We can all agree that a free press reporting the news without political control is one of the important pillars of a democratic society. Take this away and democracy will erode into dictatorship. It is also the first line of defense against government corruption and tyranny.
By ANA TAUSINGA
NUKU’ALOFA – January 7, 2019: 9.45am (Nuku’alofa Times) The new slogan of the influential U.S. newspaper, The Washington Post, “Democracy Dies In The Dark” caught my attention.
The owner, Jeff Bezos, who is one of the world’s wealthiest men, and founder of the tech giant, Amazon, stated in an interview, “I think a lot of us believe this, that democracy dies in darkness, that certain institutions have a very important role in making sure that there is light.”
This made me think about Tonga’s current media dilemma: government in the way of the public getting unbiased information as news. We can all agree that a free press reporting the news without political control is one of the important pillars of a democratic society. Take this away and democracy will erode into dictatorship.
Here is an example, after becoming Prime Minister, Pohiva caused controversy when he quickly got rid of all the management and experienced journalists working at Tonga’s state owned media, Tonga Broadcasting Commission. PM Pohiva declared the press enemy of his government simply because they asked questions he didn’t like. Apply this logic in a classroom and students will be kicked out of class simply by asking teachers questions they don’t like. I, like many of you, would have probably run out of schools to attend.

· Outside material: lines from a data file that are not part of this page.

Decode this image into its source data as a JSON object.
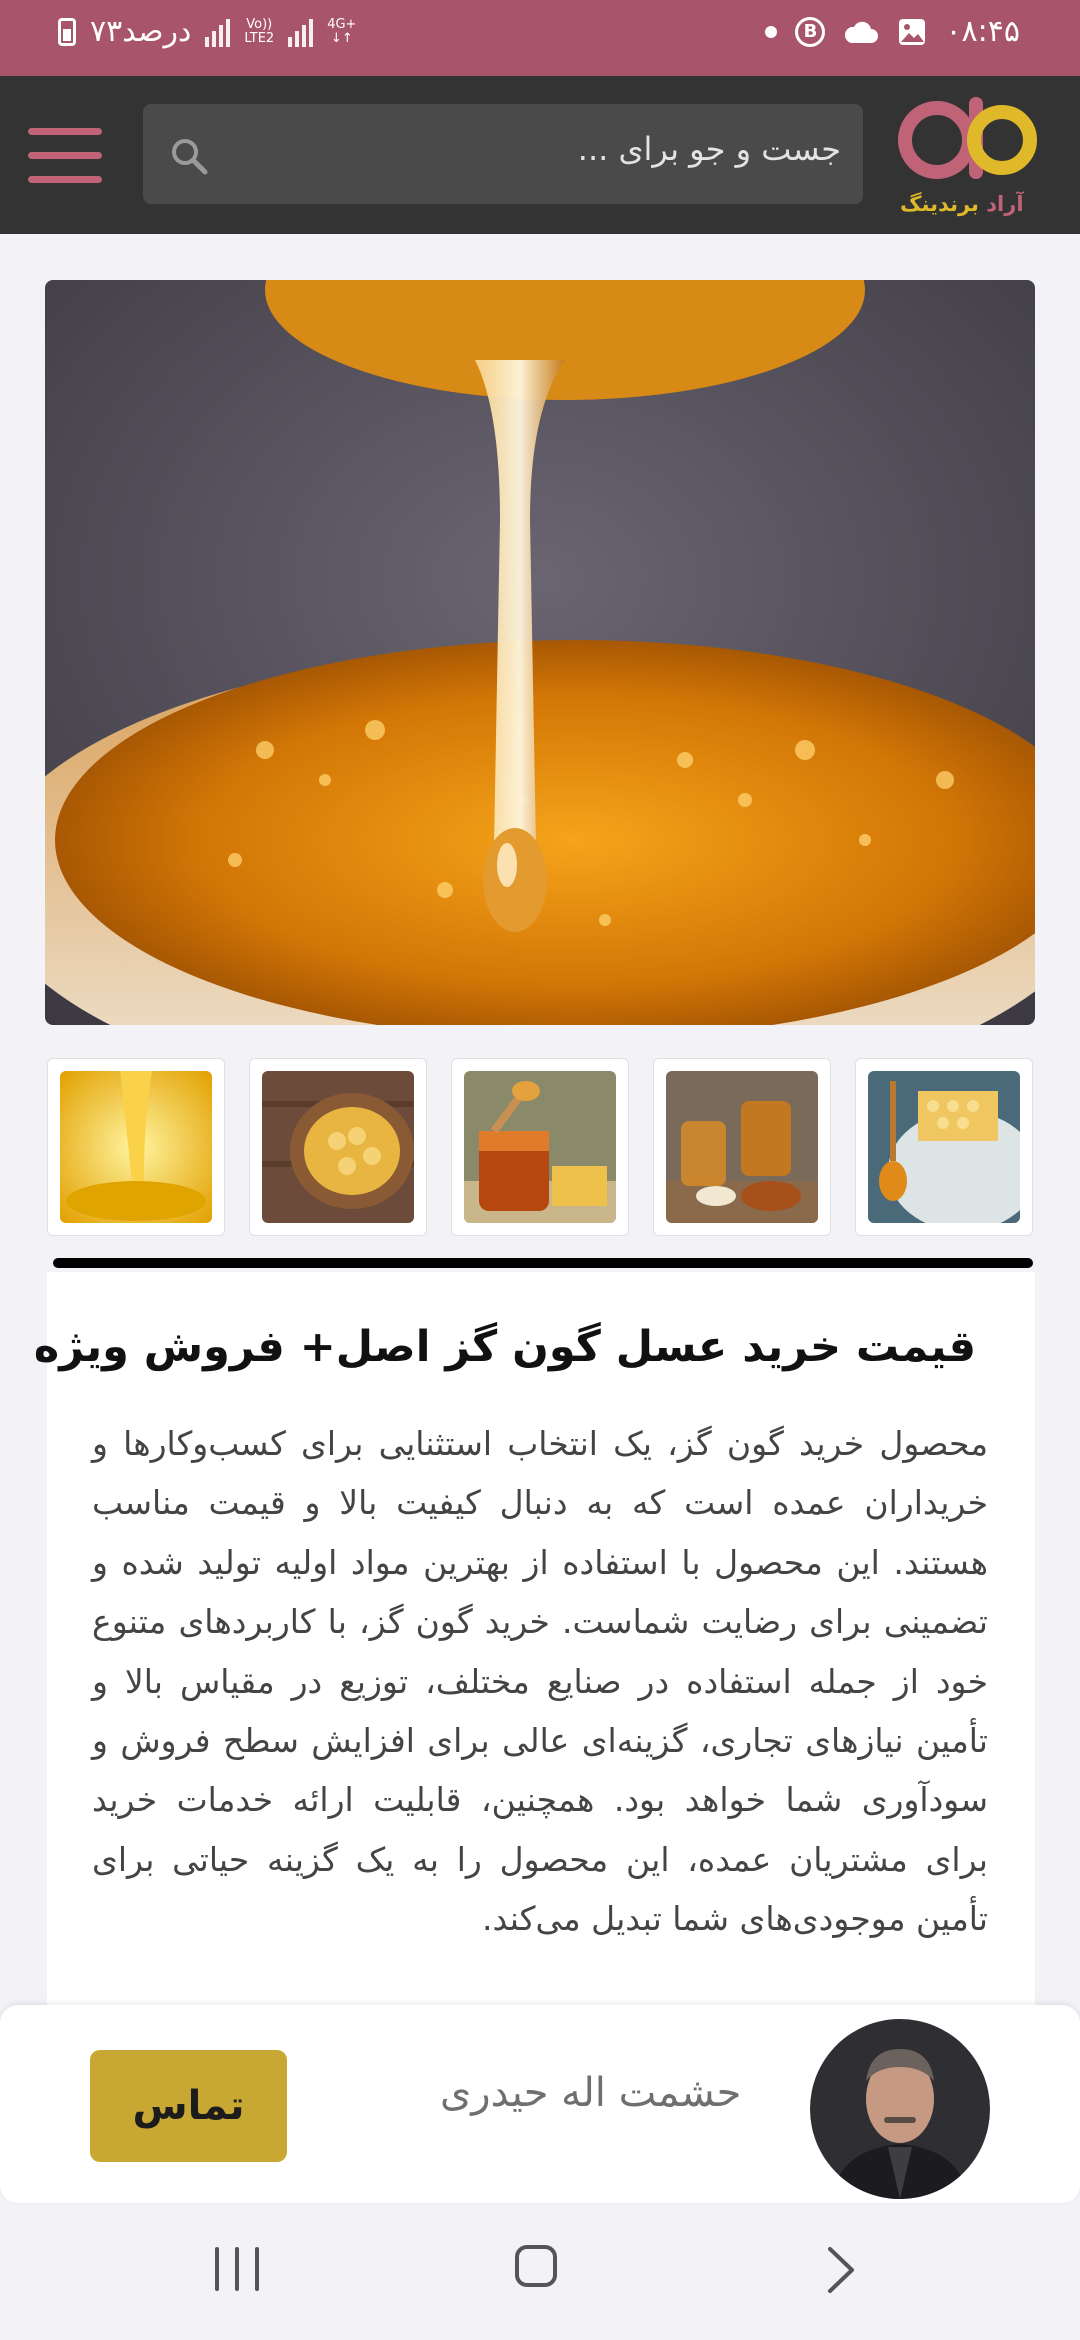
{
  "status_bar": {
    "battery_text": "۷۳درصد",
    "network_top": "Vo))",
    "network_bottom": "LTE2",
    "data_type": "4G+",
    "data_arrows": "↓↑",
    "b_badge": "B",
    "time": "۰۸:۴۵"
  },
  "header": {
    "search_placeholder": "جست و جو برای ...",
    "logo_text": "آراد برندینگ",
    "logo_text_part1": "آراد",
    "logo_text_part2": "برندینگ",
    "accent_color": "#c06377",
    "logo_gold": "#e0b92a"
  },
  "gallery": {
    "main_image": "honey-drip-image",
    "thumbnails": [
      "honey-pour-thumb",
      "honeycomb-bowl-thumb",
      "honey-dipper-jar-thumb",
      "honey-jars-thumb",
      "honeycomb-spoon-thumb"
    ]
  },
  "article": {
    "title": "قیمت خرید عسل گون گز اصل+ فروش ویژه",
    "body": "محصول خرید گون گز، یک انتخاب استثنایی برای کسب‌وکارها و خریداران عمده است که به دنبال کیفیت بالا و قیمت مناسب هستند. این محصول با استفاده از بهترین مواد اولیه تولید شده و تضمینی برای رضایت شماست. خرید گون گز، با کاربردهای متنوع خود از جمله استفاده در صنایع مختلف، توزیع در مقیاس بالا و تأمین نیازهای تجاری، گزینه‌ای عالی برای افزایش سطح فروش و سودآوری شما خواهد بود. همچنین، قابلیت ارائه خدمات خرید برای مشتریان عمده، این محصول را به یک گزینه حیاتی برای تأمین موجودی‌های شما تبدیل می‌کند."
  },
  "contact": {
    "agent_name": "حشمت اله حیدری",
    "call_label": "تماس",
    "call_color": "#c8a732"
  },
  "colors": {
    "status_bar": "#a8546a",
    "header_bg": "#333333"
  }
}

However, recall to mind that Pohiva spent the last 30 years of his political career asking all the previous governments tough questions they didn’t like, and holding them to account. He even served a prison sentence in the mid 90’s for fighting for this belief. Now that he is in power, he wants to take this right away from the press, as well as rob society from its right to receive real information about the affairs of government that is ultimately accountable to the people. Consequently, Tonga’s media freedom was downgraded by the international watchdog community, Reporters Without Borders. This is an indication that we are heading in the wrong direction.
Let’s not forget that New Zealand’s media, 1 NEWS NOW, recently made international headlines with their coverage of Tonga’s escalating meth epidemic that is having a crippling effect on society. This exposure has led to more public awareness – resulting in positive steps in the right direction. This is why this issue is so critical. Society’s well-being is at stake when the media is not allowed to do its proper job.
Moreover, how can we expect the public to get real information if politicians are controlling what the public hears and sees? Are we now dependent on outside media to shine a light on what is really happening in our own backyard?
In closing, an independent media, free of political influence and control, is an integral part of ensuring democracy has a strong voice in society.
This important institution serves as a watch dog for freedom, transparency and accountability. It is also the first line of defense against government corruption and tyranny.
Take this source of light away from the people and as Jeff Bezos points out, “Democracy dies in the dark.”
Is this the future we want for the last remaining Kingdom in the Pacific?